Wednesday, March 25, 2009


From Barbara Garriock-
Please note this is my personal opinion in response to the recent Listener editorial!

Compare and contrast the two pictures there!

The current National Library was designed in the 1970's. As the architects were working within a book-based paradigm, the building was "fit for purpose", that is, designed to house the physical resources, and provide working space for the people who serviced the collection.The building is a typical example of the "new brutalism" concrete design trend of the 1970's, which unfortunately still continues to emphasise a misconceived stereotypical perception of the National Library - a frowning, forbidding fortress mentality - a portcullis of gate-keeping designed to protect the treasures from the barbarians outside.

The collections and staff are now at risk from the failings of the plant and machinery originally installed to preserve and protect them. Replacement of equipment and repair of leaks cannot happen with the collection and people in-situ.

So while the building is empty, the leaders of the National Library have decided to seize the opportunity to repurpose the space to meet the changed requirements of the preservation of and access to New Zealand's heritage.The proposed design is a visionary leap into the future, yet maintains a balance between the twin poles of preservation and access.

The new building design symbolises this. The walls are transparent, but solid. What was hidden is now open to view. Inside are improved research facilities, particularly for the Alexander Turnbull collection, and public space where facets of the entire collection can be accessed in both physical and virtual ways.

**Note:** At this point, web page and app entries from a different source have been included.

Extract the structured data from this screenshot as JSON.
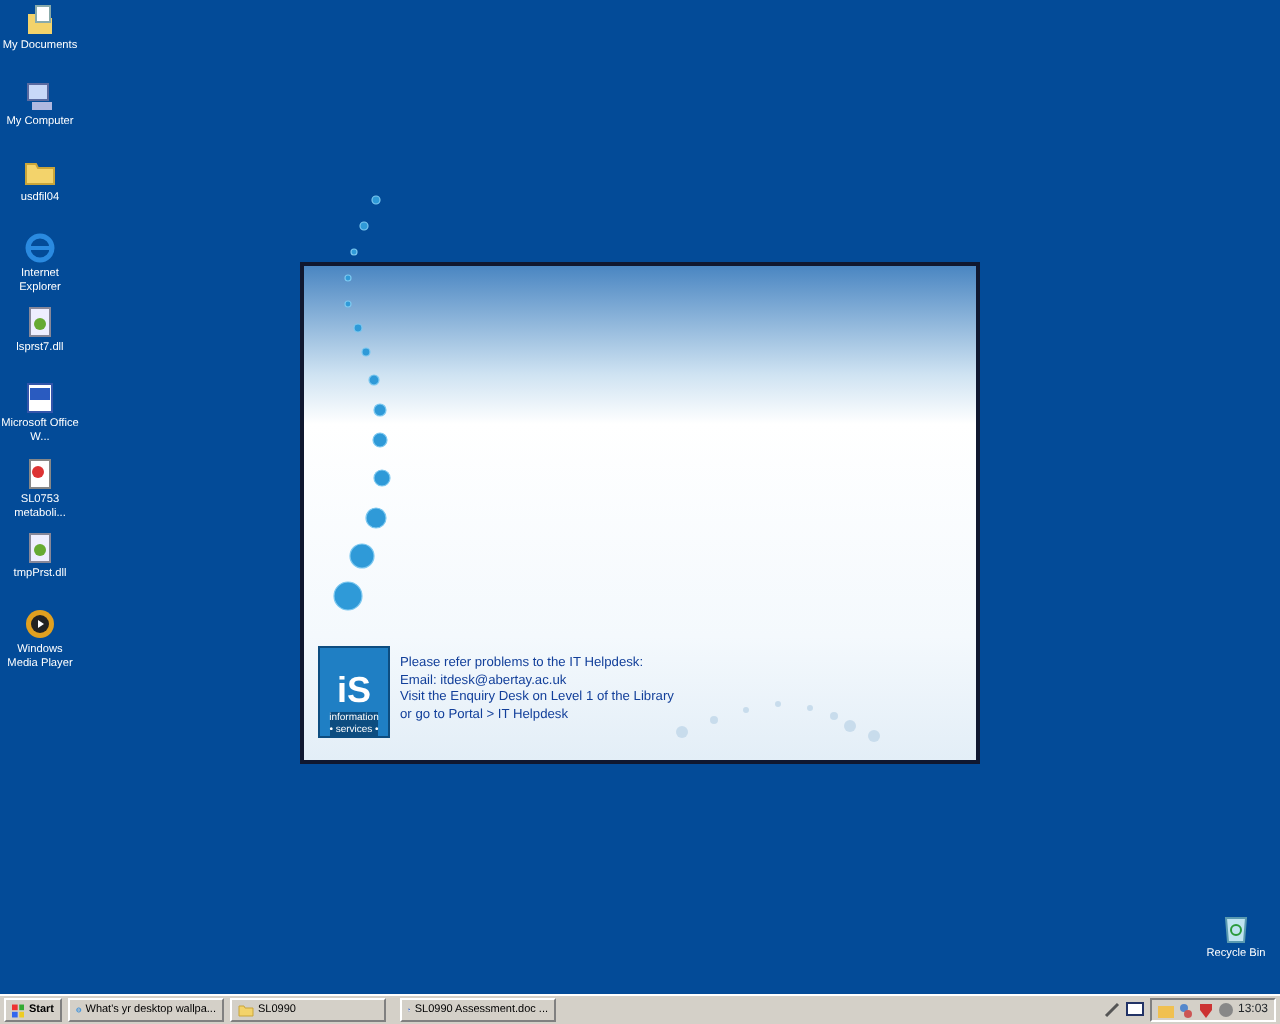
{
  "desktop_icons": [
    {
      "label": "My Documents",
      "kind": "documents"
    },
    {
      "label": "My Computer",
      "kind": "computer"
    },
    {
      "label": "usdfil04",
      "kind": "folder"
    },
    {
      "label": "Internet Explorer",
      "kind": "browser"
    },
    {
      "label": "lsprst7.dll",
      "kind": "dll"
    },
    {
      "label": "Microsoft Office W...",
      "kind": "word"
    },
    {
      "label": "SL0753 metaboli...",
      "kind": "pdf"
    },
    {
      "label": "tmpPrst.dll",
      "kind": "dll"
    },
    {
      "label": "Windows Media Player",
      "kind": "media"
    }
  ],
  "recycle_bin": {
    "label": "Recycle Bin"
  },
  "splash": {
    "logo": {
      "letters": "iS",
      "line_1": "information",
      "line_2": "• services •"
    },
    "lines": [
      "Please refer problems to the IT Helpdesk:",
      "Email: itdesk@abertay.ac.uk",
      "Visit the Enquiry Desk on Level 1 of the Library",
      "or go to Portal > IT Helpdesk"
    ]
  },
  "taskbar": {
    "start": "Start",
    "tasks": [
      {
        "label": "What's yr desktop wallpa...",
        "kind": "browser"
      },
      {
        "label": "SL0990",
        "kind": "folder"
      },
      {
        "label": "SL0990 Assessment.doc ...",
        "kind": "word"
      }
    ],
    "clock": "13:03"
  }
}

A National Library is not the sole preserve of the professional academic, nor is it a public library. It is a place that coagulates our national identity, preserves our knowledge and encourages the generation of ideas. This country needs an iconic building that reinforces that message to all New Zealanders.

Barbara Garriock

Footnote:
Above was sent to me by a friend, in the library wworld I understand Barbara Garriock is the Chief Librarian for Auckland MIT .

3 comments:

keri h said...

Sunlight & collected print materials do not mix (yes, I know the collections will exist in containers.)Glass and earthquakes do not mix.Setting up e-platforms which will date *extremely* quickly- and devoting an truly undue amount of physical space for them is bizarre. And - talking of brutalist - a fickin' awful
environmentally unsound spiky building for the premier ANZ collections - well, at least in Wellington (I'll still back the Hocken)- is profoundly stupid.

Anonymous said...

Do the last two sentences in Ms Garriock's effusion make any sense?

Bemused said...

As a librarian with many years experience I am not confident that the National Library's plans are for the better. I can't see why it is at all necessary at a time when the economy and the public service are suffering. By all means fix the leaks in the building, but for $70+ million I would expect more than just 10 years more storage and another glass monstrosity. If there are storage problems can we not find other storage solutions off-site.